Hopefully you have arrived at your destination and haven’t had to unpack/repack your bag at airport security.
Some people unpack and hang things up. I just live out of my bag and pull things out as needed.
For me, this means I have a bag with nice folded stuff and a pile of worn things next to it. Don’t judge.
Now you’ve been there for a while. You have worn as many combos as possible and have a forlorn and empty bag.
I have a pile of clothes.
Time to think about doing laundry or beginning the “sniff/how wrinkled is it” tests.
If you do laundry, you might fold and pack some of the clothes … or not. However it works for you is fine.

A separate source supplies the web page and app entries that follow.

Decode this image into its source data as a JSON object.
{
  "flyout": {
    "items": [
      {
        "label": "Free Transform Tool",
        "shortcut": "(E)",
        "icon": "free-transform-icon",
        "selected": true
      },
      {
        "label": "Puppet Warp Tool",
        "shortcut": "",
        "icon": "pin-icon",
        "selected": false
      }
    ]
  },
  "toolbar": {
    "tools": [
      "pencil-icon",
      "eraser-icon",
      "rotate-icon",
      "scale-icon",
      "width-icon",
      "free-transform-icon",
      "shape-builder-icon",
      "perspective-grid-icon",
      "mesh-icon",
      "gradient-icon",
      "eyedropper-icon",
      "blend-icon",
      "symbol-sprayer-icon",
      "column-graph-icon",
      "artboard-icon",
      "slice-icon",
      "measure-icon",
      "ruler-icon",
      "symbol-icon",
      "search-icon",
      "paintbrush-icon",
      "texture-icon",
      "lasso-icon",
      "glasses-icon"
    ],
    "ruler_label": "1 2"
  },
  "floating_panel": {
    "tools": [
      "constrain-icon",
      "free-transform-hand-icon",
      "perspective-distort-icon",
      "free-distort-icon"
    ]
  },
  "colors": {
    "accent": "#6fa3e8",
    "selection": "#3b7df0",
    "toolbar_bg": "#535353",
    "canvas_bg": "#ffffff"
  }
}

Stage 4: Packing it in
It’s time to go. You now have more than you started with and it is time to begin the fabric puzzle anew.
It is also at this point you will have to determine what you are going to leave behind.
This, in itself, is a jarring process since you have most likely enjoyed collecting some shiny new things—but select you must.
The other thing you can do is mail some of the excess to yourself—and I have done that too.
So you’ve got what you need. Back to the packing ...
Whether your clothes are clean or not it is time to start folding. Cramming is just not space efficient.
Usually this is all done in a panic at the very last minute.
But you fold and arrange and finally get it done.
Then you try to close your bag.
The zipper doesn’t want to make the circuit because your luggage is filled to over capacity.
I push it down. I try to force it —but finally I end up sitting on the bag and manage to get the thing shut.
I worry that if airport security tries to get me to open the bag, it will explode like Porky Pig’s trunk in the famous Warner Brothers cartoon.
Note: “Explode” is one of those words you don’t even want to think while at the airport.
Stage 5: Delayed
Some people come home and immediately unpack their bag. There are also some pretty sick people in the world.
Personally, I don’t even crack my bag open the first night I’m back unless there is something I need out.
Eventually I start taking items out as I would like to use them. That shirt? Get it out of the bag. Socks? There are some clean ones in there too.
For me, this might go on for weeks after a trip.
Eventually though the bag is mostly emptied (minus the travel size deodorant, packaged travel toothbrush and toothpaste and other travel-only items), and is tossed atop my various real-sized and old carry on luggage to await the next trip.
I hope some of this has been helpful to you–I just thought I would share some of my baggage.